Infinity The ∞ symbol in several typefaces History[edit] Ancient cultures had various ideas about the nature of infinity. Early Greek[edit] In accordance with the traditional view of Aristotle, the Hellenistic Greeks generally preferred to distinguish the potential infinity from the actual infinity; for example, instead of saying that there are an infinity of primes, Euclid prefers instead to say that there are more prime numbers than contained in any given collection of prime numbers (Elements, Book IX, Proposition 20). However, recent readings of the Archimedes Palimpsest have hinted that Archimedes at least had an intuition about actual infinite quantities. Early Indian[edit] The Indian mathematical text Surya Prajnapti (c. 3rd–4th century BCE) classifies all numbers into three sets: enumerable, innumerable, and infinite. 17th century[edit] European mathematicians started using infinite numbers in a systematic fashion in the 17th century. . 'th power, and infinite products of factors. Calculus[edit]

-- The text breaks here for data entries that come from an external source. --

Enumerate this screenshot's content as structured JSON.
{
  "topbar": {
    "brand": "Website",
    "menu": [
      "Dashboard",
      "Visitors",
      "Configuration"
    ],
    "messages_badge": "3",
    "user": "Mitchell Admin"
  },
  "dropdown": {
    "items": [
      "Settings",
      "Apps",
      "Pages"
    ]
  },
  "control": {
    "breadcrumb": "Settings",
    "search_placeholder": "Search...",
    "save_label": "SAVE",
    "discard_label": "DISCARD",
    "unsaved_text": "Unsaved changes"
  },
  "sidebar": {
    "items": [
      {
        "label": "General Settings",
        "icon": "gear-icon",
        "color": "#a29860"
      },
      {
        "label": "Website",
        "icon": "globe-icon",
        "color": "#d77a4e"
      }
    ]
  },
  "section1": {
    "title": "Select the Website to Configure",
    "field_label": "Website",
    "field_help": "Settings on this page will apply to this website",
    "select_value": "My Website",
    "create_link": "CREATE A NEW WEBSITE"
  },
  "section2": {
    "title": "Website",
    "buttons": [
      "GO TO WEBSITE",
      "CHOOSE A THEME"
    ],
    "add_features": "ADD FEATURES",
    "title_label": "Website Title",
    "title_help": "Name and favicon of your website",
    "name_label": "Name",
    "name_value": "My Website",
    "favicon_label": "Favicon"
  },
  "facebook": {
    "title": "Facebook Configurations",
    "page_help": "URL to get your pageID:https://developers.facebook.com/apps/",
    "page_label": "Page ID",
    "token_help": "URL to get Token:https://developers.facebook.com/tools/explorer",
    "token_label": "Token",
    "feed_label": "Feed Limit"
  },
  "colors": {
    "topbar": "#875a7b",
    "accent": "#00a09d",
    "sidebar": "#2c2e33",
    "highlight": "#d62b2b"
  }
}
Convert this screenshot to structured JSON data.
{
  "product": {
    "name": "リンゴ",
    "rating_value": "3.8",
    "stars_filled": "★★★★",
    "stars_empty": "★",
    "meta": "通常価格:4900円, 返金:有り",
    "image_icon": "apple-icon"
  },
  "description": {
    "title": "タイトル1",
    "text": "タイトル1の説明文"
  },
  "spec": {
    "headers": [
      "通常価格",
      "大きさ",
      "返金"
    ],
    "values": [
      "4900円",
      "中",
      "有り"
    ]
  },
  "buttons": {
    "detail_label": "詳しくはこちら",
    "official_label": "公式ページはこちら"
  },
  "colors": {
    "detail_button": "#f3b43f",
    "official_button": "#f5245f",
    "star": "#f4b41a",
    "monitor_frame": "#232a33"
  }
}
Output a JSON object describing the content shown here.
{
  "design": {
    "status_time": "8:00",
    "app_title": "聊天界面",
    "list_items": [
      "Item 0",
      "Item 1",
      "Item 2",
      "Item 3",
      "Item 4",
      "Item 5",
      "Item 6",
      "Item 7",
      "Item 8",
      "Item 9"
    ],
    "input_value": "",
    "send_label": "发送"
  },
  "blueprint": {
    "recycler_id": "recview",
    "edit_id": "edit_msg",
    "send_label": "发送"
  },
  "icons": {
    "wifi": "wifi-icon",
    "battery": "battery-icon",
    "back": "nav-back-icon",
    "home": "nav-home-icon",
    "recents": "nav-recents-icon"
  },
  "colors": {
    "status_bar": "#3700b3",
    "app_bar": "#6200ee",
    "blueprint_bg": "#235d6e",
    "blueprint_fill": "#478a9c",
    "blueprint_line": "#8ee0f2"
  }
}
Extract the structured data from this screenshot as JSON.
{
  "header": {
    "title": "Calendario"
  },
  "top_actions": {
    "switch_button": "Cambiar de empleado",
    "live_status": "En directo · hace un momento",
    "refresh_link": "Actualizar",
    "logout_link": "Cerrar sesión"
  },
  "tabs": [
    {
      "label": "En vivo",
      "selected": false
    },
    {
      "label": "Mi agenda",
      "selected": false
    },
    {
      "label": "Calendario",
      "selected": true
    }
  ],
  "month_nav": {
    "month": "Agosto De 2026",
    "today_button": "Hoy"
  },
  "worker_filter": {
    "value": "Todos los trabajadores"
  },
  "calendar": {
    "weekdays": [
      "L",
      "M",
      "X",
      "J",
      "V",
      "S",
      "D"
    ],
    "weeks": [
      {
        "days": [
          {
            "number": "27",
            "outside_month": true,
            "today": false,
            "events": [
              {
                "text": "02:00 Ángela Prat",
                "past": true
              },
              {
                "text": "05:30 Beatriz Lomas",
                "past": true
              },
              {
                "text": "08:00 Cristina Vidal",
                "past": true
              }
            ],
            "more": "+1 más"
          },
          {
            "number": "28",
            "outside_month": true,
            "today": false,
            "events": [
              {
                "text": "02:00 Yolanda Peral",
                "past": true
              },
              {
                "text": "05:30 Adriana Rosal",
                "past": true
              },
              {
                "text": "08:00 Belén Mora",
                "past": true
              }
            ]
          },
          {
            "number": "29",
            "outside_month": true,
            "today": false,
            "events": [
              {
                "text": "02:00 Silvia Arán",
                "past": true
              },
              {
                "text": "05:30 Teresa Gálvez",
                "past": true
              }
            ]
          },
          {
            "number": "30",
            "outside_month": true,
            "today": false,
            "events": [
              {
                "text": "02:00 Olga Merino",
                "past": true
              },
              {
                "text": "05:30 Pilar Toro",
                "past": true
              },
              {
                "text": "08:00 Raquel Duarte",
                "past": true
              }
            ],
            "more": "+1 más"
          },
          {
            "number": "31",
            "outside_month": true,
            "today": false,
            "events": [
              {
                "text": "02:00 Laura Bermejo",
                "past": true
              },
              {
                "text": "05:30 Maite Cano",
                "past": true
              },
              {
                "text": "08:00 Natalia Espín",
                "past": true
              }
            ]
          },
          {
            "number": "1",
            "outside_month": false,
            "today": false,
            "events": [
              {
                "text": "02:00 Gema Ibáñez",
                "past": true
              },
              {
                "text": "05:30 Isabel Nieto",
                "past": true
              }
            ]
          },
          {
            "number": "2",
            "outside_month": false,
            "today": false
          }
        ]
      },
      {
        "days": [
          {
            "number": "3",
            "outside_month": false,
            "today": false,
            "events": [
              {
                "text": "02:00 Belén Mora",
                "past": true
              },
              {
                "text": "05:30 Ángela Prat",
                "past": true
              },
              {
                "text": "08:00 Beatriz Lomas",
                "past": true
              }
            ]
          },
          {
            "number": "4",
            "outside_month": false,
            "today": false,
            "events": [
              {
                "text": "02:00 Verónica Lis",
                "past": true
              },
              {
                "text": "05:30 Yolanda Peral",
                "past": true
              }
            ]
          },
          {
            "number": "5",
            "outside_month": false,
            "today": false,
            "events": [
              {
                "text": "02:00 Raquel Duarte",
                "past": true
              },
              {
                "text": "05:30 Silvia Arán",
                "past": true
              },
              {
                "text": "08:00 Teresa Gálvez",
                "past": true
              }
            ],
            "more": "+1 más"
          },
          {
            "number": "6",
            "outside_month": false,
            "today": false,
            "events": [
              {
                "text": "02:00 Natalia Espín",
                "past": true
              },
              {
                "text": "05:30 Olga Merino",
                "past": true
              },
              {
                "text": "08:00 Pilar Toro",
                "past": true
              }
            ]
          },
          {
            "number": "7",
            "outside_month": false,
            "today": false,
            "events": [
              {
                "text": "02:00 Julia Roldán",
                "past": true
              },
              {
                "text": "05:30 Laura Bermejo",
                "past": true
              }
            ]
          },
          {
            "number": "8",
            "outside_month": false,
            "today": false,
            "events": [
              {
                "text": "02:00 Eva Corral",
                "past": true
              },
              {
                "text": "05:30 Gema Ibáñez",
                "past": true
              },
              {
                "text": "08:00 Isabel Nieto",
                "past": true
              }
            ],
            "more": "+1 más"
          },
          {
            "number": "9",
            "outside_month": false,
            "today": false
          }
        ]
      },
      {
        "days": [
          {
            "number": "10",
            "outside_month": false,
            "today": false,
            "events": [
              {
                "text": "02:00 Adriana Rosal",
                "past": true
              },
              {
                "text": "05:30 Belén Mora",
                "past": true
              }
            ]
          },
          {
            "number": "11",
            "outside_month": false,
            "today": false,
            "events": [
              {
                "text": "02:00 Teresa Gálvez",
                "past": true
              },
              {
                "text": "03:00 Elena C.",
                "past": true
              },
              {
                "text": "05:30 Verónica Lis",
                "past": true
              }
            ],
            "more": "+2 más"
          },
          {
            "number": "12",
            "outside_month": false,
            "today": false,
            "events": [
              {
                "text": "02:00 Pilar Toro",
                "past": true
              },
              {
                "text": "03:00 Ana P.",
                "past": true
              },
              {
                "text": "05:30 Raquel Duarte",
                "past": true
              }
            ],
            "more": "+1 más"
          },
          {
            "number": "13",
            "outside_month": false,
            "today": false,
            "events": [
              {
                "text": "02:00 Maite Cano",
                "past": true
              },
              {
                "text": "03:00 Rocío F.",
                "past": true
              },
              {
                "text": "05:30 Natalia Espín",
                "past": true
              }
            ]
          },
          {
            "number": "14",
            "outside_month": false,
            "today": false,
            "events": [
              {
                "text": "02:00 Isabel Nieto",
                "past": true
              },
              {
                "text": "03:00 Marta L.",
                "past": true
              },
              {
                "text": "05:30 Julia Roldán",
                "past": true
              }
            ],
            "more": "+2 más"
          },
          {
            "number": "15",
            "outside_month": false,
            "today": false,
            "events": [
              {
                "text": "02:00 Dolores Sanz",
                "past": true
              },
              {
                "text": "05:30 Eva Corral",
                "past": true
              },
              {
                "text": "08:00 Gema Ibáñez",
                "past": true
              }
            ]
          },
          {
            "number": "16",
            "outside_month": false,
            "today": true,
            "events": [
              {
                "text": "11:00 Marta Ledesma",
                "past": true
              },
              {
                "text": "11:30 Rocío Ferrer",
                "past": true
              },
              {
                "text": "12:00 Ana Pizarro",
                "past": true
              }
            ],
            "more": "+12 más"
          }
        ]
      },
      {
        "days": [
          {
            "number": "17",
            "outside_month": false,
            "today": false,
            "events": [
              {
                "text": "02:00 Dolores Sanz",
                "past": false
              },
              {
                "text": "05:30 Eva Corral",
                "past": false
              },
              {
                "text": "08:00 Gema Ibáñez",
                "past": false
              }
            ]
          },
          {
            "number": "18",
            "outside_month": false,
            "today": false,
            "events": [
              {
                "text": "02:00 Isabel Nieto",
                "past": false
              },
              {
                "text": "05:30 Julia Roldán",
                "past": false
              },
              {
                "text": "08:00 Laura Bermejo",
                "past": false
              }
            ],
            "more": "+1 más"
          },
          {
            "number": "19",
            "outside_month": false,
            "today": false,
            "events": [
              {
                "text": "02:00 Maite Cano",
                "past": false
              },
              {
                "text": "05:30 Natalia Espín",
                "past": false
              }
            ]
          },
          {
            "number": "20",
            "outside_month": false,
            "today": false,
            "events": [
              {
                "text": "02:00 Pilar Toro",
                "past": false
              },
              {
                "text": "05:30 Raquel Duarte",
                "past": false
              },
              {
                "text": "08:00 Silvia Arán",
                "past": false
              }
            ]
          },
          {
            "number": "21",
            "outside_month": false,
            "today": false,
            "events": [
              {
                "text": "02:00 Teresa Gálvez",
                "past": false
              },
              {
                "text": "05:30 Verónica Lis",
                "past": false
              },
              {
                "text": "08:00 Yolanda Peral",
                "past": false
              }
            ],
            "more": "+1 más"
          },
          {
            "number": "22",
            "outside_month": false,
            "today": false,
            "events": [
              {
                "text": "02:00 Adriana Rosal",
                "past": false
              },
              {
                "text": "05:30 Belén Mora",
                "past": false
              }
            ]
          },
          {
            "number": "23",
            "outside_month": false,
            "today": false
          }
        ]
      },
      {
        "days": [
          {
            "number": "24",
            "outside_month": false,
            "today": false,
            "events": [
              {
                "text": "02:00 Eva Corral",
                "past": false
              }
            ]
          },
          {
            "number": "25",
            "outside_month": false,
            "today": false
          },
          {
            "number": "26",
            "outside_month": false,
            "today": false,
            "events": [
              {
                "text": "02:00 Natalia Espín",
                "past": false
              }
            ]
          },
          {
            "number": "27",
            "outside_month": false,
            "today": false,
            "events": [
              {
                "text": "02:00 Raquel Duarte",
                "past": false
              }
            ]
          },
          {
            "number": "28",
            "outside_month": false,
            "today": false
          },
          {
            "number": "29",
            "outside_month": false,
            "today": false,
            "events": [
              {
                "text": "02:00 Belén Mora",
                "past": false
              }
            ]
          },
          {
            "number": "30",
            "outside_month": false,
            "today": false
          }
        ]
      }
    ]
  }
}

Japan Japan (Japanese: 日本 Nippon or Nihon; formally 日本国 Nippon-koku or Nihon-koku, "State of Japan") is an island nation in East Asia. Located in the Pacific Ocean, it lies to the east of the Sea of Japan, China, North Korea, South Korea and Russia, stretching from the Sea of Okhotsk in the north to the East China Sea and Taiwan in the south. The Kanji that make up Japan's name mean "sun origin", and Japan is often called "Land of the Rising Sun". Japan is a stratovolcanic archipelago of 6,852 islands. Archaeological research indicates that Japan was inhabited as early as the Upper Paleolithic period. Etymology Main article: Names of Japan The English word Japan derives from the Chinese pronunciation of the Japanese name, 日本 , which in Japanese is pronounced Nippon listen or Nihon listen . From the Meiji Restoration until the end of World War II, the full title of Japan was Dai Nippon Teikoku (大日本帝國?) The English word for Japan came to the West via early trade routes. History Feudal era Modern era Art

Membrane (M-theory) In string theory and related theories, D-branes are an important class of branes that arise when one considers open strings. As an open string propagates through spacetime, its endpoints are required to lie on a D-brane. The letter "D" in D-brane refers to the fact that we impose a certain mathematical condition on the system known as the Dirichlet boundary condition. The study of D-branes has led to important results, such as the anti-de Sitter/conformal field theory correspondence, which has shed light on many problems in quantum field theory. See also[edit] References[edit] Jump up ^ Moore, Gregory (2005).

Infinity (philosophy) The Isha Upanishad of the Yajurveda (c. 4th to 3rd century BC) states that "if you remove a part from infinity or add a part to infinity, still what remains is infinity". The Jain mathematical text Surya Prajnapti (c. 400 BC) classifies all numbers into three sets: enumerable, innumerable, and infinite. Each of these was further subdivided into three orders: Enumerable: lowest, intermediate and highestInnumerable: nearly innumerable, truly innumerable and innumerably innumerableInfinite: nearly infinite, truly infinite, infinitely infinite The Jains were the first to discard the idea that all infinites were the same or equal. They recognized different types of infinities: infinite in length (one dimension), infinite in area (two dimensions), infinite in volume (three dimensions), and infinite perpetually (infinite number of dimensions). According to Singh (1987), Joseph (2000) and Agrawal (2000), the highest enumerable number N of the Jains corresponds to the modern concept of aleph-null